Task directions: For every line in the records below that holds "title", make a copy.

········

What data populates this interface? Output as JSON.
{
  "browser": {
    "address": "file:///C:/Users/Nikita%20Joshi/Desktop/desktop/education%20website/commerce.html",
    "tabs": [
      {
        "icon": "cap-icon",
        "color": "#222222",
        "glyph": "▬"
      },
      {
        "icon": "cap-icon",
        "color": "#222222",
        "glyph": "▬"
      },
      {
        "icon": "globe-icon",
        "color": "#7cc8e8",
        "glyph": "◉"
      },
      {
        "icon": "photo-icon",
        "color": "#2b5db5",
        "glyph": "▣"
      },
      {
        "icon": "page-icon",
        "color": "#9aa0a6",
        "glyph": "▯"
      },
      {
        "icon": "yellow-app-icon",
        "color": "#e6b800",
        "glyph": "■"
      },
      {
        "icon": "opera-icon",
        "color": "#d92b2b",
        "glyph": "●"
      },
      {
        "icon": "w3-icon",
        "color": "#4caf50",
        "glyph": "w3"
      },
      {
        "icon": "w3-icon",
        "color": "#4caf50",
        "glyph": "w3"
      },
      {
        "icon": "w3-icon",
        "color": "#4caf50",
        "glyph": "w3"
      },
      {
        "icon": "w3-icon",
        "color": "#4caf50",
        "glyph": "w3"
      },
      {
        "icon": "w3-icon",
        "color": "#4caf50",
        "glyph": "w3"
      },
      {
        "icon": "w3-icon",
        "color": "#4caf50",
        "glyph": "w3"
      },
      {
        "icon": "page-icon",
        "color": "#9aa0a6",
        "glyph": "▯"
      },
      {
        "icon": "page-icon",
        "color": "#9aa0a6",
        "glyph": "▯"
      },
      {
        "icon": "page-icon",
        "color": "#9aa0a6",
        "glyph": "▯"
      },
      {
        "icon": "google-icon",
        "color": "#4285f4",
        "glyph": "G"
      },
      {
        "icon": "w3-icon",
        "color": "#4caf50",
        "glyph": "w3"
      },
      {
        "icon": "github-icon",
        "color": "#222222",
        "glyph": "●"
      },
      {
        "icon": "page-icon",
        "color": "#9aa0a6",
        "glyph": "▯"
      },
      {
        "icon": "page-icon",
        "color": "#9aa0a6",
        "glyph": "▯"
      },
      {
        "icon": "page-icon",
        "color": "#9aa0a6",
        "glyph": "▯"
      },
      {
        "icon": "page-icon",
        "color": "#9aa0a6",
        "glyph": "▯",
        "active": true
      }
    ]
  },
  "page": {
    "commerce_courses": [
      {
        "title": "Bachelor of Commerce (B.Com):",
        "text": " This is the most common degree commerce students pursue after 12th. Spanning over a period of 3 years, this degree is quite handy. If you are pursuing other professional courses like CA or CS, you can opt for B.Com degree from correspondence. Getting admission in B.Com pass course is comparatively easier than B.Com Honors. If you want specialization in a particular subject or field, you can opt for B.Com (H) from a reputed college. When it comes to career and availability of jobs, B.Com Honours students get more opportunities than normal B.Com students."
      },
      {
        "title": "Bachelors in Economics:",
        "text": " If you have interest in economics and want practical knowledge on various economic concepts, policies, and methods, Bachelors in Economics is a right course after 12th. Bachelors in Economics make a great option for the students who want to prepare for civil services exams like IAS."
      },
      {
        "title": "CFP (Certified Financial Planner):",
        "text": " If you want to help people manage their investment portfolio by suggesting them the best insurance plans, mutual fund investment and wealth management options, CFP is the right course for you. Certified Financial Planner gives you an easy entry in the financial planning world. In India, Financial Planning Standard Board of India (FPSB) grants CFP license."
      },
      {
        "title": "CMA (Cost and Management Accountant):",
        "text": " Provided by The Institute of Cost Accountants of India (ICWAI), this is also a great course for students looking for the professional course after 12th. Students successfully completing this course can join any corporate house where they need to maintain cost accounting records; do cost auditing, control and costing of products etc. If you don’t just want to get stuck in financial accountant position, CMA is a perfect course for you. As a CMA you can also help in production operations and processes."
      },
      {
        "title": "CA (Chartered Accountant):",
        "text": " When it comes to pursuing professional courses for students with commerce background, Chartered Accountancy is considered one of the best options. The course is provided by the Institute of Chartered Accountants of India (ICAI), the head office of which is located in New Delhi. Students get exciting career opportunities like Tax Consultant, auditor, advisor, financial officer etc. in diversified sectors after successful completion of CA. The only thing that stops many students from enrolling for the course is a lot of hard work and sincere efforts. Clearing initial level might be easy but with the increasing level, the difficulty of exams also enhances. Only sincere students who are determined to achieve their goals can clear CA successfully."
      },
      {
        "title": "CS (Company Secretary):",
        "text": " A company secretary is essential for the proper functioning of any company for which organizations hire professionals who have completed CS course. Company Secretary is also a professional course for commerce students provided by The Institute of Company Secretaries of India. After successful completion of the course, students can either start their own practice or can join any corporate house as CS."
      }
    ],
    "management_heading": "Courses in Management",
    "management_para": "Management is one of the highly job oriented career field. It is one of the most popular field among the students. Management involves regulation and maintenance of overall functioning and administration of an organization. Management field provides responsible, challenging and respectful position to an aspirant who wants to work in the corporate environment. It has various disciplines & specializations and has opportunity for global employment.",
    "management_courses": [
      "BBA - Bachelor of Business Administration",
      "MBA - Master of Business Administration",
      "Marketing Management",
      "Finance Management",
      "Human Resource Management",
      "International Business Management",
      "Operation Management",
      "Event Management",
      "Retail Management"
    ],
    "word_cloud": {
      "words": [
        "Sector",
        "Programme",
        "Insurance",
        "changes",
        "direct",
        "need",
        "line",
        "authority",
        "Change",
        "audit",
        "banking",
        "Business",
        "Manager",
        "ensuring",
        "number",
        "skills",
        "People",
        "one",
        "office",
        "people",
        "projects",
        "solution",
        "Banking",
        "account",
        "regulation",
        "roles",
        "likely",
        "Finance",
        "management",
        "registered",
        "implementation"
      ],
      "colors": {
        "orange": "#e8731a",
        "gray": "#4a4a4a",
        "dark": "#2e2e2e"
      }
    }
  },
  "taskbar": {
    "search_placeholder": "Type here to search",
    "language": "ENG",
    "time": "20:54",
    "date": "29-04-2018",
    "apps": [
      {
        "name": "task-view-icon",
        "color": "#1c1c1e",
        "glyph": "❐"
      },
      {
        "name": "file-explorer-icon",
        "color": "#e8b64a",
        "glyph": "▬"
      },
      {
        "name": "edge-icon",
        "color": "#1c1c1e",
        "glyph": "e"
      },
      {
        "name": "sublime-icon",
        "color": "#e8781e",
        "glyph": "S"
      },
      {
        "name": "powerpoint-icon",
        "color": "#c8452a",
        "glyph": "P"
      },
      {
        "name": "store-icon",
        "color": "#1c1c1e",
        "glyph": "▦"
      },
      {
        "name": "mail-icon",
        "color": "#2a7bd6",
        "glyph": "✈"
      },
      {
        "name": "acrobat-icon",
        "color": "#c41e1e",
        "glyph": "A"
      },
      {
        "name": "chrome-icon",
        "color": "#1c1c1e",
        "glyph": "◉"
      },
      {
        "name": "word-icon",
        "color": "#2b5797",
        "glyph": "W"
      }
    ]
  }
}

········

Your solution:
        "title": "Bachelor of Commerce (B.Com):",
        "title": "Bachelors in Economics:",
        "title": "CFP (Certified Financial Planner):",
        "title": "CMA (Cost and Management Accountant):",
        "title": "CA (Chartered Accountant):",
        "title": "CS (Company Secretary):",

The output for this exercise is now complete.